We celebrate Suzuki’s iconic RGV500 racer (and get to drool over these absolute belters)
They may not have dominated Grand Prix like Honda, but it was Suzuki’s RGV500 that captured our imaginations in a way that Honda’s NSR500 just couldn’t. And you could buy sublime road replicas to help you live out your GP fantasies every weekend on your favourite twisties. We grab the bikes that ignited the passions of a generation.
It might not have been the most successful 500cc Grand Prix bike, but the Suzuki RGV500 captured the hearts and minds of race fans in the late ’80s and early ’90s. And it was all because of one man: Kevin Schwantz.
The flamboyant Texan was the Rossi of his day and the smiling assassin was all slides, spins and crossed-up wheelies out of corners - clattering sideways in on the brakes after he’d ‘seen god and backed off’.

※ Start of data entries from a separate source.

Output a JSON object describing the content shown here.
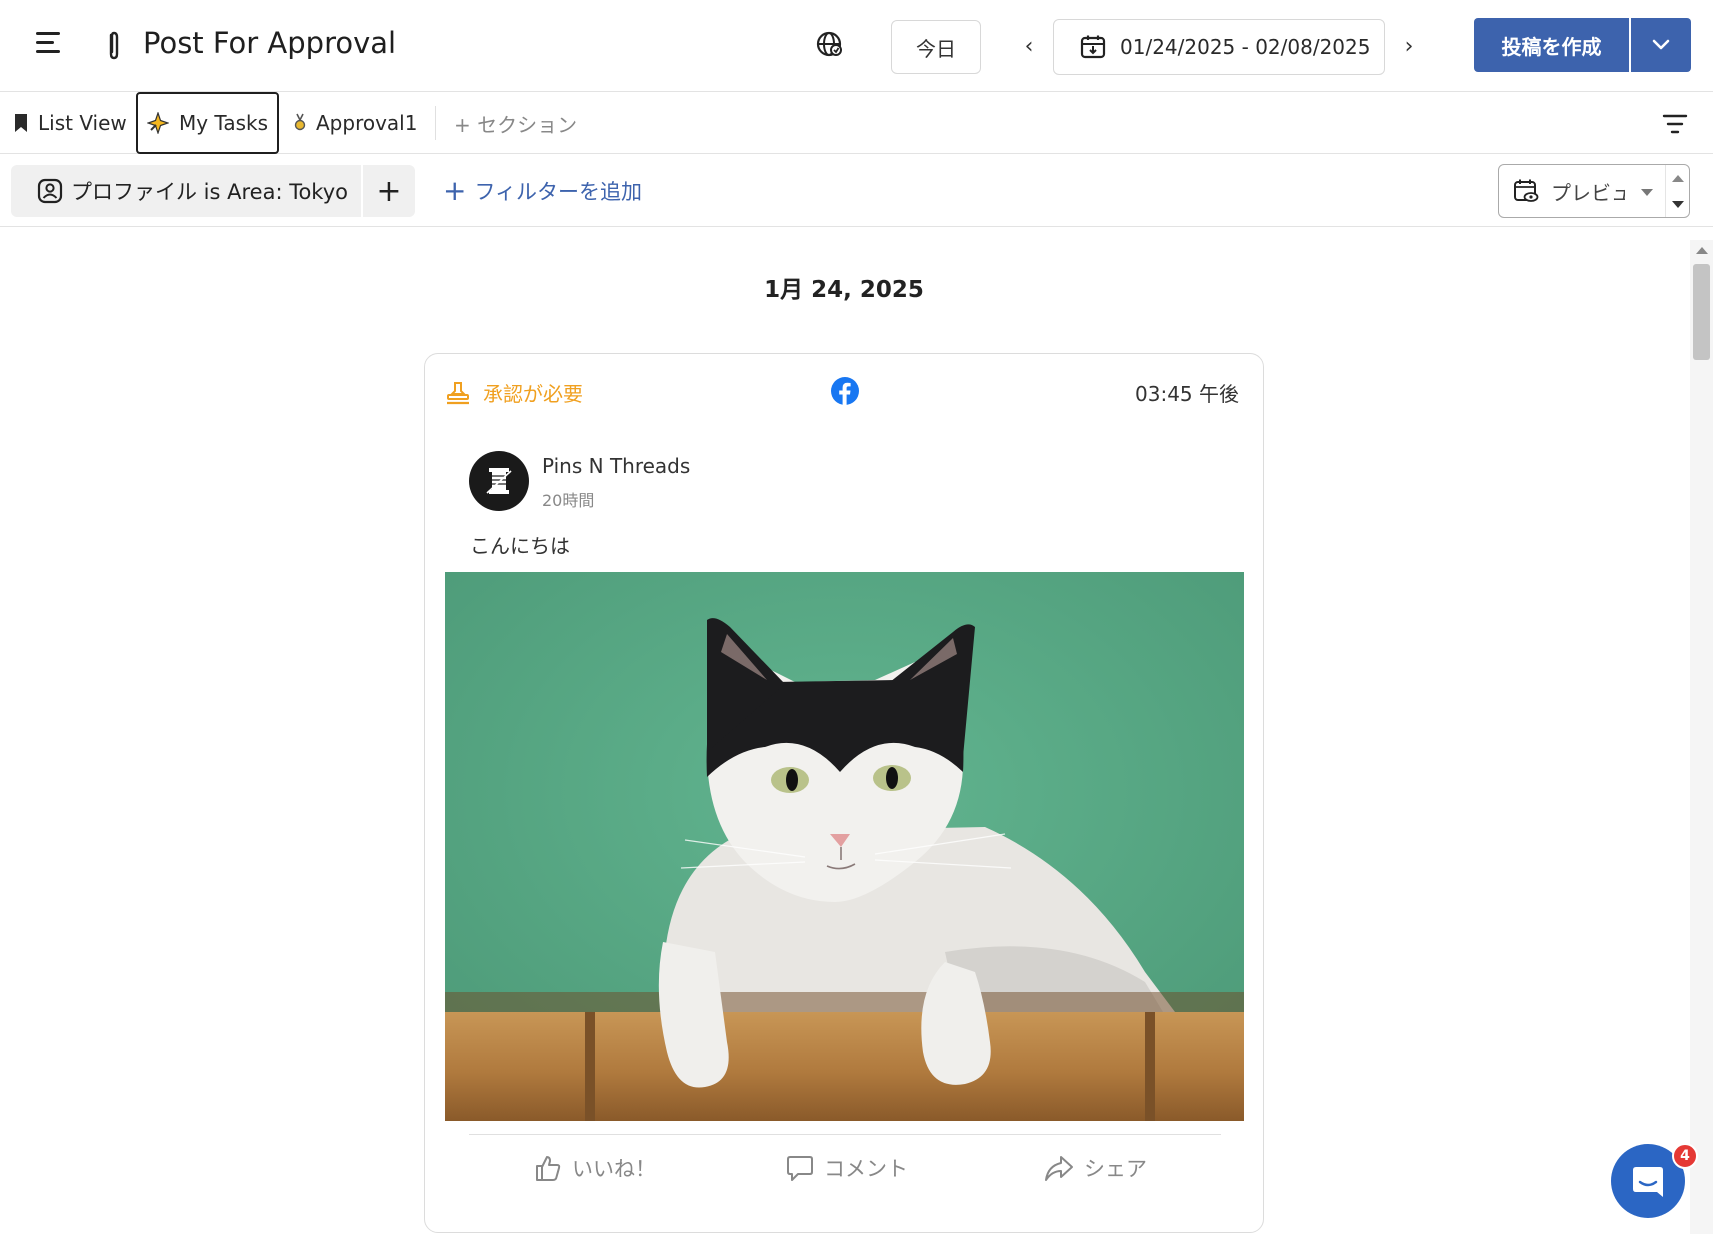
{
  "header": {
    "title": "Post For Approval",
    "today_label": "今日",
    "prev_label": "‹",
    "next_label": "›",
    "date_range": "01/24/2025 - 02/08/2025",
    "create_label": "投稿を作成"
  },
  "tabs": {
    "list_view": "List View",
    "my_tasks": "My Tasks",
    "approval": "Approval1",
    "add_section": "+ セクション"
  },
  "filters": {
    "chip_label": "プロファイル is Area: Tokyo",
    "chip_add": "+",
    "add_filter_plus": "+",
    "add_filter": "フィルターを追加",
    "preview": "プレビュー"
  },
  "feed": {
    "date_heading": "1月 24, 2025",
    "post": {
      "status": "承認が必要",
      "time": "03:45 午後",
      "network_icon": "facebook-icon",
      "author": "Pins N Threads",
      "author_time": "20時間",
      "text": "こんにちは",
      "actions": {
        "like": "いいね！",
        "comment": "コメント",
        "share": "シェア"
      }
    }
  },
  "chat": {
    "badge": "4"
  },
  "colors": {
    "primary": "#3d63ad",
    "status_pending": "#f0a020",
    "facebook": "#1877f2",
    "chat": "#2b66c4",
    "badge": "#e53935"
  }
}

Not only was Schwantz’s leggy, upright style captivating, the bike he turned up on in 1988 to begin his full time 500cc Grand Prix career was a thing of beauty. His Pepsi Suzuki was an instant poster bike and even by today’s standards still looks perfect. It didn’t do any harm to the legend of Schwantz and his 160bhp, 115kg RGV500 that they won first time out.
Kevin and his Suzuki inspired thousands of race replica Pepsi and Lucky Strike paintjobs on GSX-R road bikes and even more race rep Arais. Suzuki even made an RGV250 road bike, made to look just like Revin Kevin’s, but we never got the full RGV500 road replica we all desired.
From 1988 to 1993 Schwantz and his RGV500 were part of a golden age of 500cc GP racing. But Kevin quietly walked away midway through 1995, rocked by Wayne Rainey’s lifechanging ’93 injury and battered from fighting his fickle Suzuki, which was rarely a match for the Yamaha YZR500 and Honda NSR500.
The RGV500 carried on until the end of the 500 era in 2001 and won another world championship in the hands of Kenny Roberts Jnr in 2000.
Over the next five pages, we look at three of the most important RGV500S, kindly loaned to us by collector Steve Wheatman: the 1989 Pepsi, 1994 Lucky Strike and 2000 Telefonica machines. We also talk to GP mechanic Nathan Colombi to find out what makes them tick, and Motogp reporter Mat Oxley reveals how the RGV evolved over its 14-year history. Finally, we asked RGV250 owners how the RGV500 inspired them.
Bike collector Steve Wheatman has an enviable collection of ex-factory RGV500S, as well as an ultra-rare RGV250 and a brace of Suzuki WSB machines. He also provided the Team Classic Suzuki XR69 replica that Michael Dunlop used to clinch victory at this year’s Classic TT.
Nathan Colombi is the man charged with keeping this collection alive so the RGV500S can be ridden at classic events around the world. Few people outside the Suzuki factory know what makes the RGV500 tick. The bikes are stripped and fettled every time they’re used and parts checked and replaced, as they would’ve been back when they were used in anger.
In 1988, Schwantz stunned the GP world by turning up at the opening 500cc race at Suzuka on his lip-smacking Pepsi Suzuki and winning first time out. As their race-long battle reached boiling point, reigning champ Wayne Gardner ran off the track and handed Schwantz the victory on the final lap.
This is his 1989 machine, in the Pepsi colours for the last time before it wore Lucky Strike livery in 1990. It’s already a world away from the original 1987 bike and it had to be battling against the likes of Wayne Rainey, Eddie Lawson, Mick Doohan and Wayne Gardner – arguably the most fierce competition ever witnessed in GPS.
‘Kevin acknowledges that 1989 was his best ever season’ NATHAN COLOMBI
1989 Suzuki RGV500 XR75 Rider: Kevin Schwantz 2000 Suzuki RGV500 XRB0 Rider: Kenny Roberts Jnr
1994 Suzuki RGV500 XR84 Rider: Kevin Schwantz
The bike that launched a thousand race-replicas
Schwantz’s last Grand Prix bike